South San Francisco, CA April 19, 2022 – ESC Correspondent Allie Saults
In November, South San Francisco voters will decide on a ballot initiative that seeks to permit the city to hold and manage its own low income public housing.
According to law, jurisdictions are required to attain their voters’ approval prior to the purchase or constructing housing developments. Earlier in the year, the SSF City Council had indicated interest in requesting access to “add the equivalent of 1% of its housing stock, roughly 225 units, yearly over the course of the next 30 years.”
Concerns over the project include;
- Loss of property tax (no property taxes would be collected from these units – Property tax is the city’s largest revenue stream)
- How the loss of those taxes impact school district funding
- Limited funding
- Reports show the latest “affordable” units (456) built within the city cost the taxpayers $27,000 per unit
Initially the project timeline was to be 30 years.

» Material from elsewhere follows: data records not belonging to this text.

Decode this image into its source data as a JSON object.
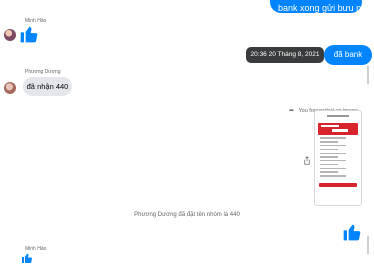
{
  "messages": {
    "top_outgoing": "bank xong gửi bưu nhé",
    "sender_1": "Minh Hảo",
    "tooltip_time": "20:36 20 Tháng 8, 2021",
    "outgoing_1": "đã bank",
    "sender_2": "Phương Dương",
    "incoming_1": "đã nhận 440",
    "forward_note": "You forwarded an image",
    "system_note": "Phương Dương đã đặt tên nhóm là 440",
    "sender_3": "Minh Hảo"
  },
  "colors": {
    "outgoing_bubble": "#0084ff",
    "incoming_bubble": "#e4e6eb",
    "tooltip_bg": "#3a3b3c",
    "receipt_accent": "#d8242c"
  },
  "icons": {
    "like": "like-icon",
    "share": "share-icon",
    "forward": "forward-arrow-icon"
  }
}
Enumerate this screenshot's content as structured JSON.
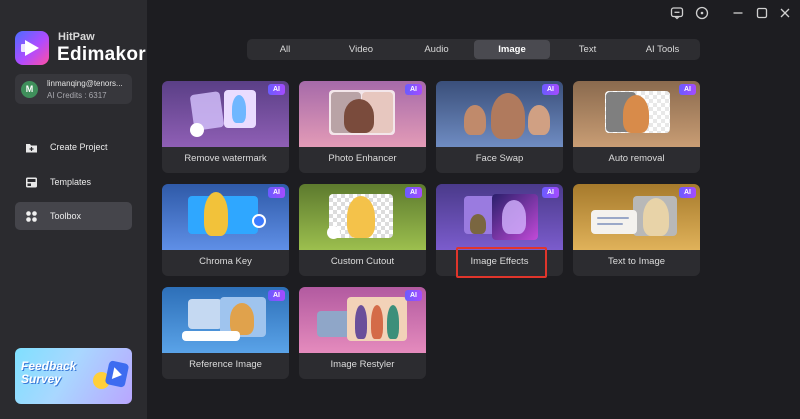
{
  "app": {
    "brand_top": "HitPaw",
    "brand_main": "Edimakor"
  },
  "account": {
    "avatar_letter": "M",
    "email": "linmanqing@tenors...",
    "credits": "AI Credits : 6317"
  },
  "nav": [
    {
      "label": "Create Project",
      "icon": "folder-plus-icon",
      "active": false
    },
    {
      "label": "Templates",
      "icon": "templates-icon",
      "active": false
    },
    {
      "label": "Toolbox",
      "icon": "toolbox-icon",
      "active": true
    }
  ],
  "feedback": {
    "text": "Feedback Survey"
  },
  "titlebar": {
    "icons": [
      "feedback-icon",
      "info-icon",
      "minimize-icon",
      "maximize-icon",
      "close-icon"
    ]
  },
  "tabs": [
    "All",
    "Video",
    "Audio",
    "Image",
    "Text",
    "AI Tools"
  ],
  "active_tab": "Image",
  "badge": "AI",
  "cards": [
    {
      "label": "Remove watermark"
    },
    {
      "label": "Photo Enhancer"
    },
    {
      "label": "Face Swap"
    },
    {
      "label": "Auto removal"
    },
    {
      "label": "Chroma Key"
    },
    {
      "label": "Custom Cutout"
    },
    {
      "label": "Image Effects"
    },
    {
      "label": "Text to Image"
    },
    {
      "label": "Reference Image"
    },
    {
      "label": "Image Restyler"
    }
  ],
  "colors": {
    "background": "#1d1d21",
    "sidebar": "#2b2b2f",
    "highlight": "#e0352b",
    "ai_badge": "#8a52ff"
  }
}
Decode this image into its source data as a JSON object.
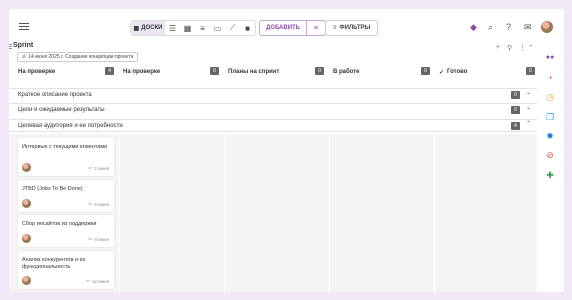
{
  "toolbar": {
    "views": [
      {
        "icon": "list-icon",
        "glyph": "☰"
      },
      {
        "icon": "grid-icon",
        "glyph": "▦"
      },
      {
        "icon": "sort-icon",
        "glyph": "≡"
      },
      {
        "icon": "calendar-icon",
        "glyph": "▭"
      },
      {
        "icon": "chart-icon",
        "glyph": "⟋"
      },
      {
        "icon": "square-icon",
        "glyph": "■"
      }
    ],
    "boards_label": "ДОСКИ",
    "add_label": "ДОБАВИТЬ",
    "filters_label": "ФИЛЬТРЫ"
  },
  "sprint": {
    "title": "Sprint",
    "tag": "14 июня 2025 г. Создание концепции проекта"
  },
  "columns": [
    {
      "label": "На проверке",
      "count": "4"
    },
    {
      "label": "На проверке",
      "count": "0"
    },
    {
      "label": "Планы на спринт",
      "count": "0"
    },
    {
      "label": "В работе",
      "count": "0"
    },
    {
      "label": "Готово",
      "count": "0",
      "check": "✓"
    }
  ],
  "sections": [
    {
      "label": "Краткое описание проекта",
      "count": "0"
    },
    {
      "label": "Цели и ожидаемые результаты",
      "count": "0"
    },
    {
      "label": "Целевая аудитория и ее потребности",
      "count": "4"
    }
  ],
  "cards": [
    {
      "title": "Интервью с текущими клиентами",
      "date": "2 июня"
    },
    {
      "title": "JTBD (Jobs To Be Done)",
      "date": "5 июня"
    },
    {
      "title": "Сбор инсайтов из поддержки",
      "date": "9 июня"
    },
    {
      "title": "Анализ конкурентов и их функциональность",
      "date": "12 июня"
    }
  ],
  "sidebar_icons": [
    {
      "name": "people-icon",
      "glyph": "👥",
      "color": "#8a4ca8"
    },
    {
      "name": "history-icon",
      "glyph": "◔",
      "color": "#e5533d"
    },
    {
      "name": "clock-icon",
      "glyph": "◷",
      "color": "#f0a030"
    },
    {
      "name": "copy-icon",
      "glyph": "❐",
      "color": "#2aa0d8"
    },
    {
      "name": "badge-icon",
      "glyph": "✹",
      "color": "#1e7be0"
    },
    {
      "name": "block-icon",
      "glyph": "⊘",
      "color": "#e5533d"
    },
    {
      "name": "puzzle-icon",
      "glyph": "✚",
      "color": "#2e9e4a"
    }
  ]
}
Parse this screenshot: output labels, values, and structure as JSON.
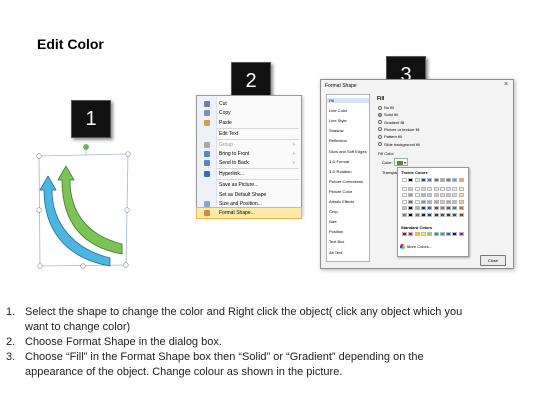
{
  "title": "Edit Color",
  "badges": [
    "1",
    "2",
    "3"
  ],
  "context_menu": {
    "items": [
      {
        "label": "Cut",
        "icon": "scissors-icon",
        "color": "#6c7fa8",
        "disabled": false,
        "submenu": false
      },
      {
        "label": "Copy",
        "icon": "copy-icon",
        "color": "#7d8fb5",
        "disabled": false,
        "submenu": false
      },
      {
        "label": "Paste",
        "icon": "paste-icon",
        "color": "#c9a24a",
        "disabled": false,
        "submenu": false
      },
      {
        "label": "Edit Text",
        "icon": "",
        "color": "",
        "disabled": false,
        "submenu": false
      },
      {
        "label": "Group",
        "icon": "group-icon",
        "color": "#a7a7a7",
        "disabled": true,
        "submenu": true
      },
      {
        "label": "Bring to Front",
        "icon": "bring-front-icon",
        "color": "#5f84c7",
        "disabled": false,
        "submenu": true
      },
      {
        "label": "Send to Back",
        "icon": "send-back-icon",
        "color": "#5f84c7",
        "disabled": false,
        "submenu": true
      },
      {
        "label": "Hyperlink...",
        "icon": "hyperlink-icon",
        "color": "#3b6bbf",
        "disabled": false,
        "submenu": false
      },
      {
        "label": "Save as Picture...",
        "icon": "",
        "color": "",
        "disabled": false,
        "submenu": false
      },
      {
        "label": "Set as Default Shape",
        "icon": "",
        "color": "",
        "disabled": false,
        "submenu": false
      },
      {
        "label": "Size and Position...",
        "icon": "size-position-icon",
        "color": "#8aa3cf",
        "disabled": false,
        "submenu": false
      },
      {
        "label": "Format Shape...",
        "icon": "format-shape-icon",
        "color": "#d08a3a",
        "disabled": false,
        "submenu": false,
        "highlighted": true
      }
    ]
  },
  "dialog": {
    "title": "Format Shape",
    "categories": [
      "Fill",
      "Line Color",
      "Line Style",
      "Shadow",
      "Reflection",
      "Glow and Soft Edges",
      "3-D Format",
      "3-D Rotation",
      "Picture Corrections",
      "Picture Color",
      "Artistic Effects",
      "Crop",
      "Size",
      "Position",
      "Text Box",
      "Alt Text"
    ],
    "pane_heading": "Fill",
    "fill_options": [
      "No fill",
      "Solid fill",
      "Gradient fill",
      "Picture or texture fill",
      "Pattern fill",
      "Slide background fill"
    ],
    "fill_selected": 1,
    "fill_color_label": "Fill Color",
    "color_label": "Color:",
    "transparency_label": "Transpar",
    "theme_colors_label": "Theme Colors",
    "standard_colors_label": "Standard Colors",
    "more_colors_label": "More Colors...",
    "close_label": "Close",
    "theme_top": [
      "#ffffff",
      "#000000",
      "#eeece1",
      "#1f497d",
      "#4f81bd",
      "#c0504d",
      "#9bbb59",
      "#8064a2",
      "#4bacc6",
      "#f79646"
    ],
    "standard": [
      "#c00000",
      "#ff0000",
      "#ffc000",
      "#ffff00",
      "#92d050",
      "#00b050",
      "#00b0f0",
      "#0070c0",
      "#002060",
      "#7030a0"
    ]
  },
  "instructions": [
    {
      "num": "1.",
      "lines": [
        "Select the shape to change the color and Right click the object( click any object which you",
        "want to change color)"
      ]
    },
    {
      "num": "2.",
      "lines": [
        "Choose Format Shape in the dialog box."
      ]
    },
    {
      "num": "3.",
      "lines": [
        "Choose “Fill” in the Format Shape box then “Solid” or “Gradient” depending on the",
        "appearance of the object. Change colour as shown in the picture."
      ]
    }
  ]
}
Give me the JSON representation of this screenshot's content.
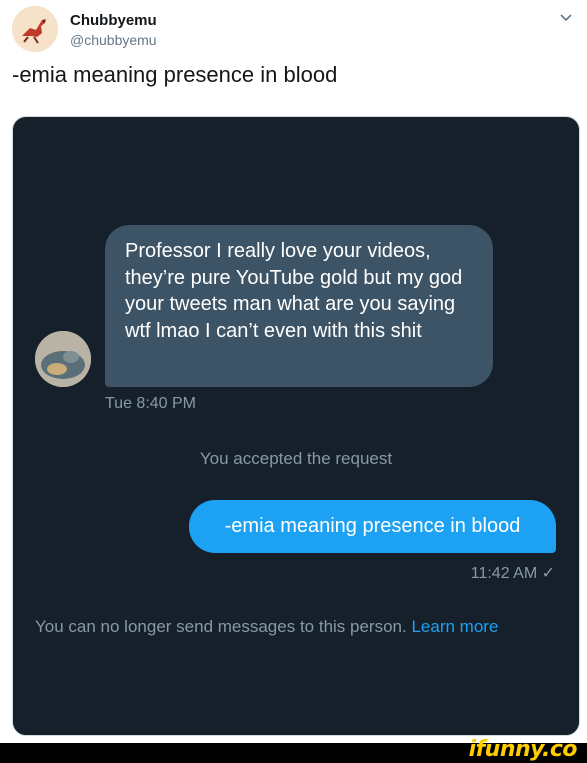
{
  "tweet": {
    "author_name": "Chubbyemu",
    "author_handle": "@chubbyemu",
    "text": "-emia meaning presence in blood",
    "avatar_icon": "bird-logo-icon",
    "menu_icon": "chevron-down-icon"
  },
  "conversation": {
    "incoming_message": "Professor I really love your videos, they’re pure YouTube gold but my god your tweets man what are you saying wtf lmao I can’t even with this shit",
    "incoming_time": "Tue 8:40 PM",
    "system_message": "You accepted the request",
    "outgoing_message": "-emia meaning presence in blood",
    "outgoing_time": "11:42 AM ✓",
    "notice_text": "You can no longer send messages to this person.",
    "learn_more": "Learn more"
  },
  "footer": {
    "brand": "ifunny.co"
  },
  "colors": {
    "dark_bg": "#15202b",
    "incoming_bubble": "#3d5466",
    "outgoing_bubble": "#1da1f2",
    "muted_text": "#8899a6",
    "link": "#1da1f2",
    "brand": "#ffcc00"
  }
}
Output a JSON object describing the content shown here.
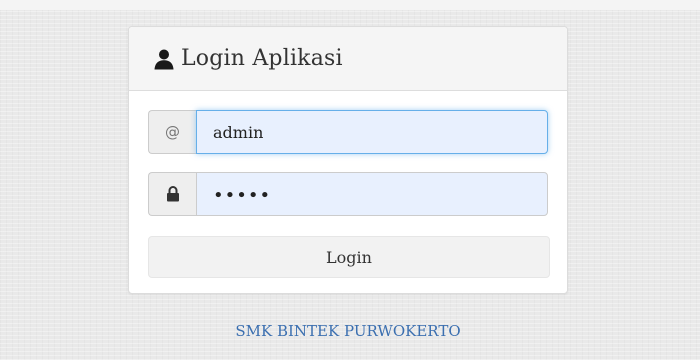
{
  "login_panel": {
    "title": "Login Aplikasi",
    "title_icon": "user-icon"
  },
  "username": {
    "addon_symbol": "@",
    "value": "admin"
  },
  "password": {
    "addon_icon": "lock-icon",
    "value": "•••••"
  },
  "login_button": {
    "label": "Login"
  },
  "footer": {
    "link_text": "SMK BINTEK PURWOKERTO"
  },
  "colors": {
    "page_background": "#e9e9e9",
    "input_autofill": "#e8f0fe",
    "focus_border": "#66afe9",
    "link": "#3b6fb0"
  }
}
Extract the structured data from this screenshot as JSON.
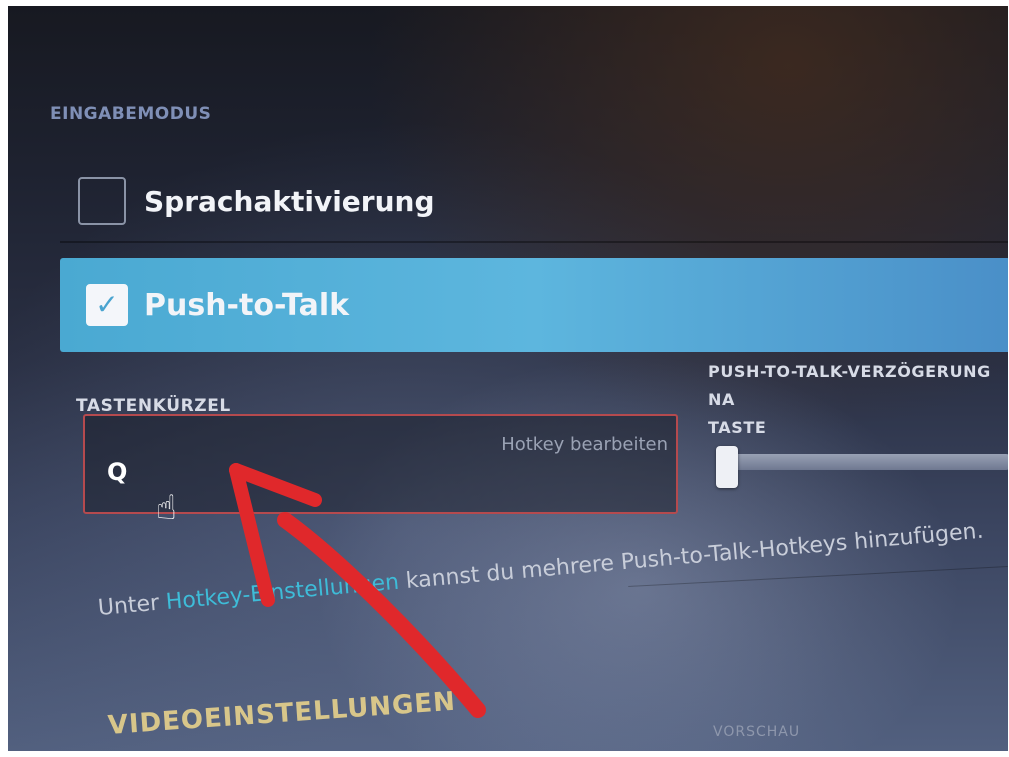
{
  "input_mode": {
    "title": "EINGABEMODUS",
    "options": [
      {
        "label": "Sprachaktivierung",
        "checked": false
      },
      {
        "label": "Push-to-Talk",
        "checked": true
      }
    ]
  },
  "shortcut": {
    "label": "TASTENKÜRZEL",
    "value": "Q",
    "edit_label": "Hotkey bearbeiten"
  },
  "delay": {
    "label": "PUSH-TO-TALK-VERZÖGERUNG NA\nTASTE",
    "level": 0.0
  },
  "hint": {
    "prefix": "Unter ",
    "link": "Hotkey-Einstellungen",
    "suffix": " kannst du mehrere Push-to-Talk-Hotkeys hinzufügen."
  },
  "video": {
    "title": "VIDEOEINSTELLUNGEN",
    "preview_label": "VORSCHAU"
  },
  "colors": {
    "accent": "#4aa9d2",
    "link": "#3ebcd8",
    "annotation": "#e0282b",
    "hotkey_border": "#b54a4e"
  },
  "icons": {
    "cursor": "hand-pointer-icon",
    "check": "checkmark-icon",
    "annotation": "red-arrow-annotation"
  }
}
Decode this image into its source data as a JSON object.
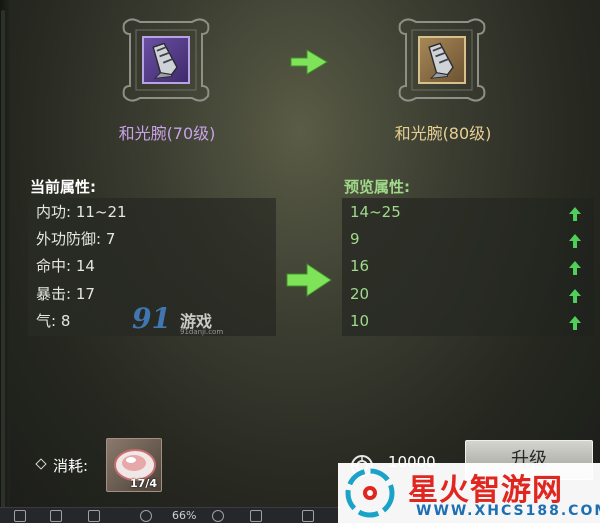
{
  "current_item": {
    "name": "和光腕(70级)",
    "icon": "gauntlet-icon",
    "rarity_color": "#c7a2e6"
  },
  "target_item": {
    "name": "和光腕(80级)",
    "icon": "gauntlet-icon",
    "rarity_color": "#e7cf92"
  },
  "current_stats": {
    "title": "当前属性:",
    "rows": [
      {
        "text": "内功: 11~21"
      },
      {
        "text": "外功防御: 7"
      },
      {
        "text": "命中: 14"
      },
      {
        "text": "暴击: 17"
      },
      {
        "text": "气: 8"
      }
    ]
  },
  "preview_stats": {
    "title": "预览属性:",
    "rows": [
      {
        "text": "14~25",
        "trend": "up-arrow-icon"
      },
      {
        "text": "9",
        "trend": "up-arrow-icon"
      },
      {
        "text": "16",
        "trend": "up-arrow-icon"
      },
      {
        "text": "20",
        "trend": "up-arrow-icon"
      },
      {
        "text": "10",
        "trend": "up-arrow-icon"
      }
    ],
    "accent_color": "#9fd98a"
  },
  "cost": {
    "label": "消耗:",
    "material_icon": "crystal-icon",
    "material_count": "17/4",
    "currency_icon": "coin-icon",
    "currency_amount": "10000"
  },
  "upgrade_button": {
    "label": "升级"
  },
  "toolbar": {
    "zoom": "66%"
  },
  "watermarks": {
    "site_91": {
      "number": "91",
      "text": "游戏",
      "url": "91danji.com"
    },
    "brand": {
      "title": "星火智游网",
      "url": "WWW.XHCS188.COM"
    }
  }
}
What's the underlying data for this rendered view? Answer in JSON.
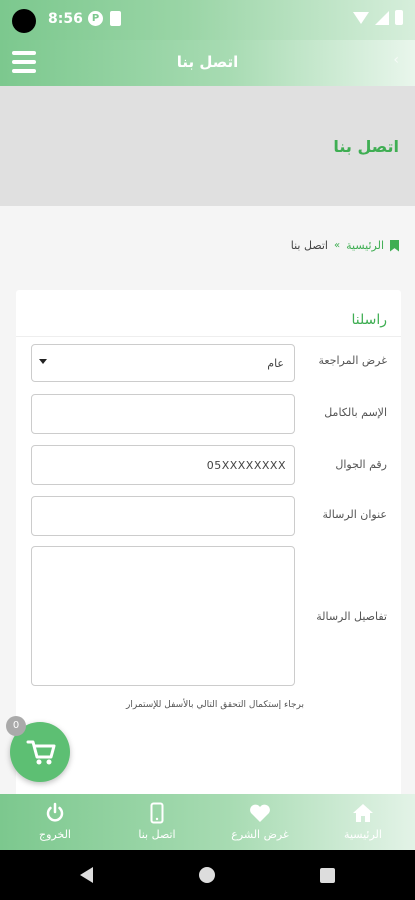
{
  "status_bar": {
    "time": "8:56"
  },
  "app_bar": {
    "title": "اتصل بنا",
    "back": "‹"
  },
  "banner": {
    "title": "اتصل بنا"
  },
  "breadcrumb": {
    "home": "الرئيسية",
    "separator": "»",
    "current": "اتصل بنا"
  },
  "form": {
    "heading": "راسلنا",
    "purpose_label": "غرض المراجعة",
    "purpose_value": "عام",
    "name_label": "الإسم بالكامل",
    "name_value": "",
    "mobile_label": "رقم الجوال",
    "mobile_value": "05XXXXXXXX",
    "subject_label": "عنوان الرسالة",
    "subject_value": "",
    "details_label": "تفاصيل الرسالة",
    "details_value": "",
    "captcha_note": "برجاء إستكمال التحقق التالي بالأسفل للإستمرار"
  },
  "cart": {
    "count": "0"
  },
  "bottom_nav": {
    "items": [
      {
        "label": "الخروج",
        "icon": "power-icon"
      },
      {
        "label": "اتصل بنا",
        "icon": "phone-icon"
      },
      {
        "label": "غرض الشرع",
        "icon": "heart-icon"
      },
      {
        "label": "الرئيسية",
        "icon": "home-icon"
      }
    ]
  },
  "colors": {
    "accent": "#3fae53",
    "bar": "#7cc88e"
  }
}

Even with the concerns of lost tax revenue, the city has subsequently agreed on continuing with the project, but reducing the timeline from 30 years to just 8 years. This would decrease the number of units the city could acquire to approximately 5,000. Councilmember Mark Addiego stated, “At the end of that 30 years, if we are a city that has 30% of its housing not participating in property tax, what’s the financial implication of that? More importantly, what happens with the school district that received three times as much money?”
“An eight-year cutoff would align with the city’s Regional Housing Needs Allocation, a state law that assigns housing production in eight-year cycles. The city’s next cycle begins in 2023, and per the law the city will need to permit 1,300 units of low-income housing by 2031. The proposed timeline would allow the city to comfortably fulfill the allocation with public housing. The per-year allocation would roll over each year if unused, and the city could still build at the end of the eight years if a balance of allowable units remained.”
Mayor Mark Nagales commented, “I’m not comfortable with 30 years, that seems like a stretch.” He cites concern over school funding as his primary focus.
Sam Shihadeh, the city’s Planning Commission Chair stated, “the measure would indirectly cost other residents money either way.”
“Let’s be realistic, no property taxes are going to be paid, somebody has to pay for those services that are going to be provided to the residents, so somehow someway residents are going to pay an increase,” he said.
The city anticipates receiving approximately $122 million throughout the next 15 years from fees collected from commercial developers. According to the City Manager, Mike Futrell, “$85 million of that is expected in the next 4 to 5 years.”
Mayor Nagales commented, “Some of that money should be saved for other uses, like acquiring land for apartment buildings with below-market rent.”
With that in mind, it is estimated that the city would pay $700,000 per unit to build housing, suggesting that $85 million would build approximately 120 units, Mark Addiego stated, “That’s not a prescription for success. It’s not enough bang for $85 million.”
“The city has roughly 22,437 units of housing, according to the state Finance Department, and Addiego said the city already has roughly 1,000 units owned by nonprofit developers that similarly do not pay property tax.”
Conventionally, nonprofit developers have constructed the below-market rate housing, or it has been part of larger projects which were at times, funded by developers making a profit. According to Nell Selander, Economic and Community Development Director, “the most recent 456 affordable units built in the city had come at a taxpayer cost of $27,000 per unit.”
Norm Faria, the City Planning Commissioner stated, “he expected a public housing program would take at least five years before a project could be developed. City planning staff previously mentioned the undertaking could necessitate a whole new city department.”
City Attorney Sky Woodruff commented that the city could seek other public funding sources that are available to nonprofit affordable housing developers. Although, another option of course, could be that the city asks the voters to approve a new tax, following other cities’ plans to finance public housing projects. Whether or not this would be well received by the public, is yet to be seen. Mr. Woodruff did state that the proposal set for this November’s ballot won’t include an increase in taxes.
Another option for cost cutting could include a ballot to allow the city to purchase privately held buildings to turn into public housing. “The city could purchase “naturally affordable” buildings (those with low rents due to aging buildings or other reasons), and impose deed restrictions to preserve the low rents. Deed restrictions that keep rents capped and units only available to low-income tenants often expire after 55 years. Councilmembers in the past have noted the need to preserve such units that could soon revert to market rate, displacing tenants.”
“There are units down the road that will come up to market rate, and the majority of the people that live there are seniors living on fixed income,” Nagales said. “Having that finance ability to keep it as affordable, that’s a big piece of this as well.”
If the city goes forward with the public housing initiative, it will be the first in San Mateo County to do so.
How do you feel about adding more public housing?
Would you be willing to pay more taxes in order to fund the project?